Here is a listening activity that can help you learn to assist someone to debrief after an upsetting incident.
In the workshop we take about 3 – 4 minutes for each person, so it can be done in a short amount of time.
You can practice this with a friend or colleague even before something upsetting happens.
One of you is the talker and the other the listener.
The talker shares a recent incident from their life that upset them and that they are prepared to talk about in 2 – 3 minutes.
Take time and create a space where you can focus on what the other person is really saying.
As the listener you are required to simply listen. Keep your mouth shut except to say a word or phrase that reflects back the other person’s feelings as they tell their story.
As the listener you will notice three things that may arise in you.
1. You want to ask questions about what the other person is saying
2. You want to tell a similar story of something that has happened to you
3. You want to give advice to the talker about what they could have done differently.
When the talker has finished and you have acknowledged their feelings about what happened you can then swap. The first talker now becomes the listener and vice versa.
In the space of six or seven minutes both of you can have the experience of being listened to and of listening.
In the workshops those who were doing the talking often say how good it is to have someone really listen and not interrupt, but just accept them, even for a couple of minutes.
The listeners, on the other hand, are surprised at how strongly they feel the urge to ask questions, tell their own story or give advice.
You may come to realize that so often you don’t really listen to other people in conversations.
· You might ask questions to satisfy your own curiosity rather than help the other person.
· You may tell your own similar story and take attention to yourself

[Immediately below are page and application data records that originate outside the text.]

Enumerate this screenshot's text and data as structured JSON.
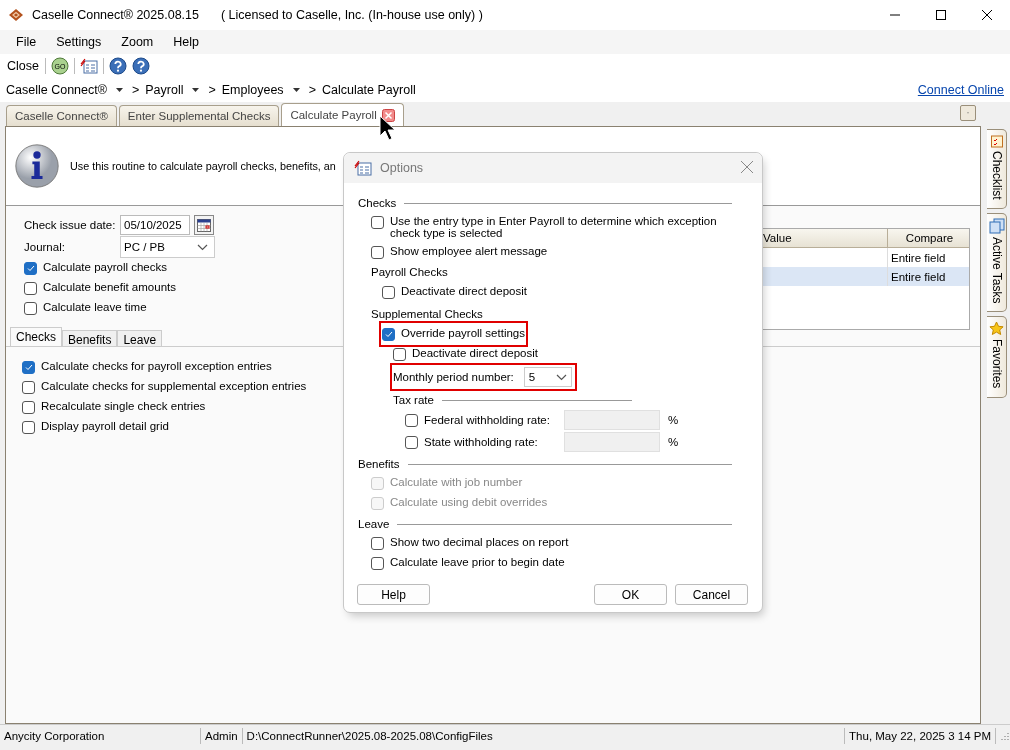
{
  "window": {
    "title": "Caselle Connect® 2025.08.15",
    "license": "( Licensed to Caselle, Inc. (In-house use only) )"
  },
  "menu": [
    "File",
    "Settings",
    "Zoom",
    "Help"
  ],
  "toolbar": {
    "close": "Close",
    "go_label": "GO"
  },
  "breadcrumb": [
    {
      "label": "Caselle Connect®",
      "dropdown": true
    },
    {
      "label": "Payroll",
      "dropdown": true
    },
    {
      "label": "Employees",
      "dropdown": true
    },
    {
      "label": "Calculate Payroll",
      "dropdown": false
    }
  ],
  "breadcrumb_separator": ">",
  "connect_link": "Connect Online",
  "doc_tabs": [
    {
      "label": "Caselle Connect®",
      "selected": false,
      "closable": false
    },
    {
      "label": "Enter Supplemental Checks",
      "selected": false,
      "closable": false
    },
    {
      "label": "Calculate Payroll",
      "selected": true,
      "closable": true
    }
  ],
  "side_tabs": [
    {
      "label": "Checklist",
      "kind": "checklist"
    },
    {
      "label": "Active Tasks",
      "kind": "tasks"
    },
    {
      "label": "Favorites",
      "kind": "favorites"
    }
  ],
  "info_text": "Use this routine to calculate payroll checks, benefits, an",
  "form": {
    "date_label": "Check issue date:",
    "date": "05/10/2025",
    "journal_label": "Journal:",
    "journal": "PC / PB",
    "options": [
      {
        "label": "Calculate payroll checks",
        "checked": true
      },
      {
        "label": "Calculate benefit amounts",
        "checked": false
      },
      {
        "label": "Calculate leave time",
        "checked": false
      }
    ]
  },
  "grid": {
    "columns": [
      "Value",
      "Compare"
    ],
    "rows": [
      {
        "compare": "Entire field",
        "selected": false
      },
      {
        "compare": "Entire field",
        "selected": true
      }
    ]
  },
  "sub_tabs": [
    {
      "label": "Checks",
      "selected": true
    },
    {
      "label": "Benefits",
      "selected": false
    },
    {
      "label": "Leave",
      "selected": false
    }
  ],
  "sub_options": [
    {
      "label": "Calculate checks for payroll exception entries",
      "checked": true
    },
    {
      "label": "Calculate checks for supplemental exception entries",
      "checked": false
    },
    {
      "label": "Recalculate single check entries",
      "checked": false
    },
    {
      "label": "Display payroll detail grid",
      "checked": false
    }
  ],
  "dialog": {
    "title": "Options",
    "checks": {
      "heading": "Checks",
      "options": [
        {
          "label": "Use the entry type in Enter Payroll to determine which exception check type is selected",
          "checked": false,
          "disabled": false
        },
        {
          "label": "Show employee alert message",
          "checked": false,
          "disabled": false
        }
      ],
      "payroll": {
        "heading": "Payroll Checks",
        "options": [
          {
            "label": "Deactivate direct deposit",
            "checked": false,
            "disabled": false
          }
        ]
      },
      "supplemental": {
        "heading": "Supplemental Checks",
        "override": {
          "label": "Override payroll settings",
          "checked": true,
          "highlighted": true
        },
        "options": [
          {
            "label": "Deactivate direct deposit",
            "checked": false,
            "disabled": false
          }
        ],
        "period": {
          "label": "Monthly period number:",
          "value": "5",
          "highlighted": true
        },
        "tax_rate": {
          "heading": "Tax rate",
          "rates": [
            {
              "label": "Federal withholding rate:",
              "checked": false,
              "unit": "%"
            },
            {
              "label": "State withholding rate:",
              "checked": false,
              "unit": "%"
            }
          ]
        }
      }
    },
    "benefits": {
      "heading": "Benefits",
      "options": [
        {
          "label": "Calculate with job number",
          "checked": false,
          "disabled": true
        },
        {
          "label": "Calculate using debit overrides",
          "checked": false,
          "disabled": true
        }
      ]
    },
    "leave": {
      "heading": "Leave",
      "options": [
        {
          "label": "Show two decimal places on report",
          "checked": false,
          "disabled": false
        },
        {
          "label": "Calculate leave prior to begin date",
          "checked": false,
          "disabled": false
        }
      ]
    },
    "buttons": [
      "Help",
      "OK",
      "Cancel"
    ]
  },
  "status_bar": {
    "company": "Anycity Corporation",
    "user": "Admin",
    "path": "D:\\ConnectRunner\\2025.08-2025.08\\ConfigFiles",
    "datetime": "Thu, May 22, 2025 3 14 PM"
  }
}
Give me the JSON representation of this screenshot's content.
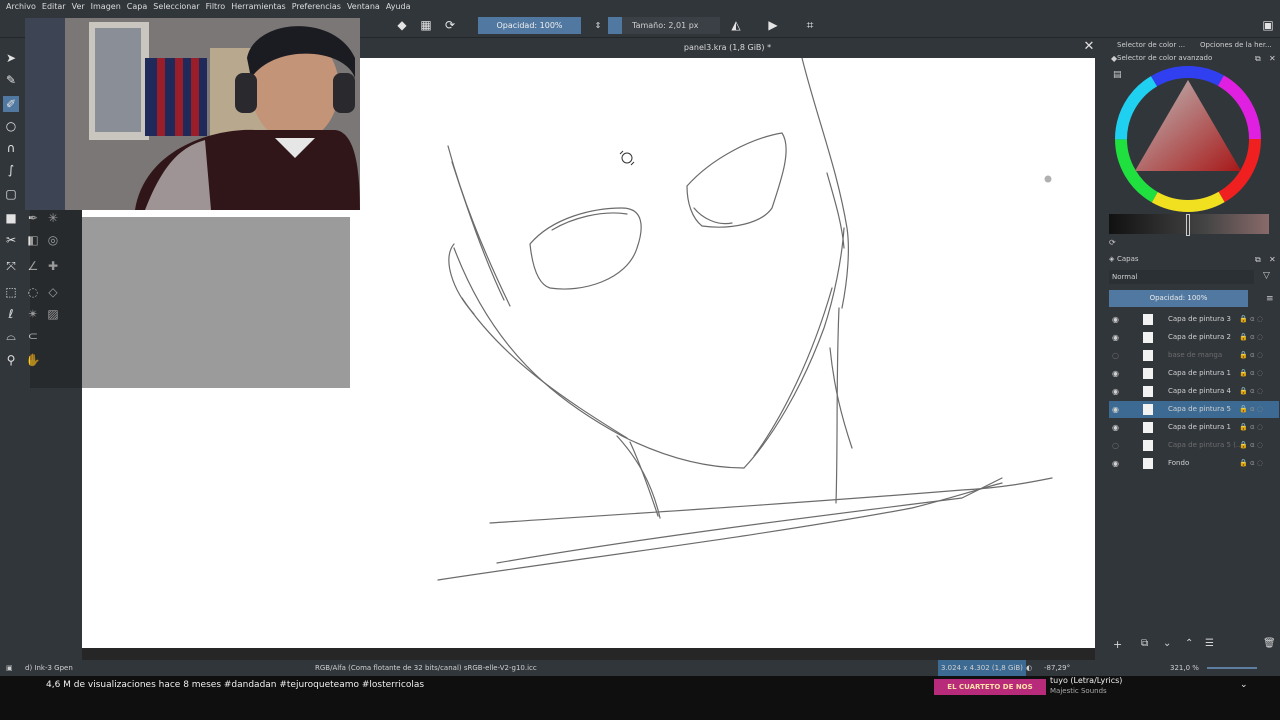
{
  "menu": [
    "Archivo",
    "Editar",
    "Ver",
    "Imagen",
    "Capa",
    "Seleccionar",
    "Filtro",
    "Herramientas",
    "Preferencias",
    "Ventana",
    "Ayuda"
  ],
  "toolbar": {
    "opacity_label": "Opacidad: 100%",
    "size_label": "Tamaño: 2,01 px"
  },
  "document": {
    "tab_title": "panel3.kra (1,8 GiB) *"
  },
  "docker": {
    "tab1": "Selector de color ...",
    "tab2": "Opciones de la her...",
    "color_selector_title": "Selector de color avanzado",
    "layers_title": "Capas",
    "blend_mode": "Normal",
    "layer_opacity": "Opacidad: 100%",
    "layers": [
      {
        "name": "Capa de pintura 3",
        "visible": true,
        "selected": false
      },
      {
        "name": "Capa de pintura 2",
        "visible": true,
        "selected": false
      },
      {
        "name": "base de manga",
        "visible": false,
        "selected": false
      },
      {
        "name": "Capa de pintura 1",
        "visible": true,
        "selected": false
      },
      {
        "name": "Capa de pintura 4",
        "visible": true,
        "selected": false
      },
      {
        "name": "Capa de pintura 5",
        "visible": true,
        "selected": true
      },
      {
        "name": "Capa de pintura 1",
        "visible": true,
        "selected": false
      },
      {
        "name": "Capa de pintura 5 (...",
        "visible": false,
        "selected": false
      },
      {
        "name": "Fondo",
        "visible": true,
        "selected": false
      }
    ]
  },
  "status": {
    "brush": "d) Ink-3 Gpen",
    "color_space": "RGB/Alfa (Coma flotante de 32 bits/canal)  sRGB-elle-V2-g10.icc",
    "image_size": "3.024 x 4.302 (1,8 GiB)",
    "rotation": "-87,29°",
    "zoom": "321,0 %"
  },
  "youtube": {
    "meta": "4,6 M de visualizaciones  hace 8 meses  #dandadan #tejuroqueteamo #losterricolas",
    "ad_text": "EL CUARTETO DE NOS",
    "song_title": "tuyo (Letra/Lyrics)",
    "channel": "Majestic Sounds"
  }
}
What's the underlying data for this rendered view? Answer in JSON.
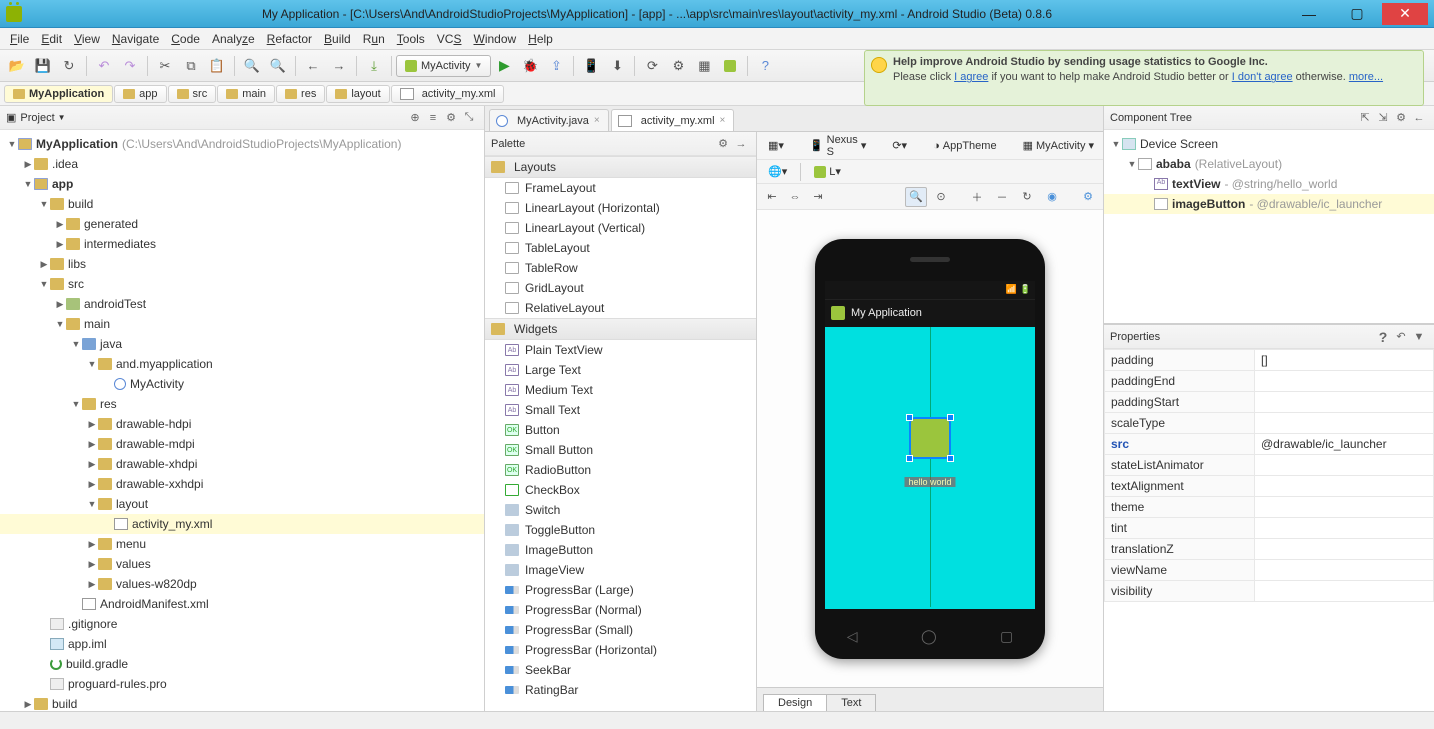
{
  "window": {
    "title": "My Application - [C:\\Users\\And\\AndroidStudioProjects\\MyApplication] - [app] - ...\\app\\src\\main\\res\\layout\\activity_my.xml - Android Studio (Beta) 0.8.6"
  },
  "menu": [
    "File",
    "Edit",
    "View",
    "Navigate",
    "Code",
    "Analyze",
    "Refactor",
    "Build",
    "Run",
    "Tools",
    "VCS",
    "Window",
    "Help"
  ],
  "runconfig": "MyActivity",
  "tip": {
    "title": "Help improve Android Studio by sending usage statistics to Google Inc.",
    "text1": "Please click ",
    "link1": "I agree",
    "text2": " if you want to help make Android Studio better or ",
    "link2": "I don't agree",
    "text3": " otherwise. ",
    "more": "more..."
  },
  "crumbs": [
    "MyApplication",
    "app",
    "src",
    "main",
    "res",
    "layout",
    "activity_my.xml"
  ],
  "projtool": "Project",
  "projroot": "MyApplication",
  "projhint": "(C:\\Users\\And\\AndroidStudioProjects\\MyApplication)",
  "tree": {
    "idea": ".idea",
    "app": "app",
    "build": "build",
    "generated": "generated",
    "intermediates": "intermediates",
    "libs": "libs",
    "src": "src",
    "atest": "androidTest",
    "main": "main",
    "java": "java",
    "pkg": "and.myapplication",
    "act": "MyActivity",
    "res": "res",
    "dh": "drawable-hdpi",
    "dm": "drawable-mdpi",
    "dxh": "drawable-xhdpi",
    "dxxh": "drawable-xxhdpi",
    "layout": "layout",
    "axml": "activity_my.xml",
    "menu": "menu",
    "values": "values",
    "valw": "values-w820dp",
    "manifest": "AndroidManifest.xml",
    "gitig": ".gitignore",
    "aiml": "app.iml",
    "bgrad": "build.gradle",
    "prog": "proguard-rules.pro",
    "build2": "build"
  },
  "tabs": {
    "java": "MyActivity.java",
    "xml": "activity_my.xml"
  },
  "palette": {
    "title": "Palette",
    "cats": {
      "layouts": "Layouts",
      "widgets": "Widgets"
    },
    "layouts": [
      "FrameLayout",
      "LinearLayout (Horizontal)",
      "LinearLayout (Vertical)",
      "TableLayout",
      "TableRow",
      "GridLayout",
      "RelativeLayout"
    ],
    "widgets": [
      "Plain TextView",
      "Large Text",
      "Medium Text",
      "Small Text",
      "Button",
      "Small Button",
      "RadioButton",
      "CheckBox",
      "Switch",
      "ToggleButton",
      "ImageButton",
      "ImageView",
      "ProgressBar (Large)",
      "ProgressBar (Normal)",
      "ProgressBar (Small)",
      "ProgressBar (Horizontal)",
      "SeekBar",
      "RatingBar"
    ]
  },
  "designbar": {
    "device": "Nexus S",
    "theme": "AppTheme",
    "activity": "MyActivity"
  },
  "preview": {
    "apptitle": "My Application",
    "hello": "hello world"
  },
  "dtabs": {
    "design": "Design",
    "text": "Text"
  },
  "ctree": {
    "title": "Component Tree",
    "root": "Device Screen",
    "rel": "ababa",
    "relhint": "(RelativeLayout)",
    "tv": "textView",
    "tvhint": "- @string/hello_world",
    "ib": "imageButton",
    "ibhint": "- @drawable/ic_launcher"
  },
  "props": {
    "title": "Properties",
    "rows": [
      {
        "k": "padding",
        "v": "[]"
      },
      {
        "k": "paddingEnd",
        "v": ""
      },
      {
        "k": "paddingStart",
        "v": ""
      },
      {
        "k": "scaleType",
        "v": ""
      },
      {
        "k": "src",
        "v": "@drawable/ic_launcher",
        "h": true
      },
      {
        "k": "stateListAnimator",
        "v": ""
      },
      {
        "k": "textAlignment",
        "v": ""
      },
      {
        "k": "theme",
        "v": ""
      },
      {
        "k": "tint",
        "v": ""
      },
      {
        "k": "translationZ",
        "v": ""
      },
      {
        "k": "viewName",
        "v": ""
      },
      {
        "k": "visibility",
        "v": ""
      }
    ]
  }
}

· You may give advice because you feel uncomfortable with the other’s story and want to fix them.
Listening is gift that helps people make sense of their world.
Good listening leads to healing from small or large upsets that have happened in a person’s life.
Listening requires you to;
Just listen – be there with them
Feel their discomfort – don’t try to fix them
Trust them – it’s their story – they are making sense of the events of their life
Acknowledge – their feelings or experience
Use minimal encouragers – simple sounds or a nod of your head to let them know you are listening
When you do listen to other people you will be affected.
You will have feelings too.
Use the skills we teach elsewhere in the TUF programme to calm yourself down
Don’t ask questions – they reflect your issues not the other person’s concerns
Avoid telling your similar story – it’s not about you
No need to offer solutions or give advice – trust they can work it out
Good listeners slow the process down, there is no need to hurry the story.
Learn the difference between empathy and sympathy.
This is the second installment about Maggie, a team leader in a government department who has been struggling with negative thoughts and the impact this has been having on her work, her life and her interactions with others. You can read the first part of her story here. Maggie the
Maggie, a team leader in a local government agency complained that she felt depressed. She was always thinking about their difficult customers and how bad things were in the world. This affected her ability to interact easily with her team and with the public they were serving. She had forgotten
When dealing with problem behaviours you first want to listen empathetically to the other person then you want to share with them how this affects you. Thirdly you want to find a solution to these two competing examples. You have already taken the first two steps for helping an upset
When dealing with another person’s problem behaviours use empathetic listening to uncover what might be the underlying issues that cause their outburst. [Read the first step HERE] The next step is to work out how they can come up with new behaviours that don’t impinge on the life of others.
Sometimes you might think that an adult is acting like a child when they have an emotional meltdown. They have an outburst just like a child might. You may be tempted to become judgmental and tell them to grow up and act like a grown up but that won’t help
We’re all familiar with that warm fuzzy feeling we get when we have a positive connection with someone – but what does it all mean? When a person feels that you notice and accept them, a number of feel good hormones are activated in their brain. These hormones include; Oxytocin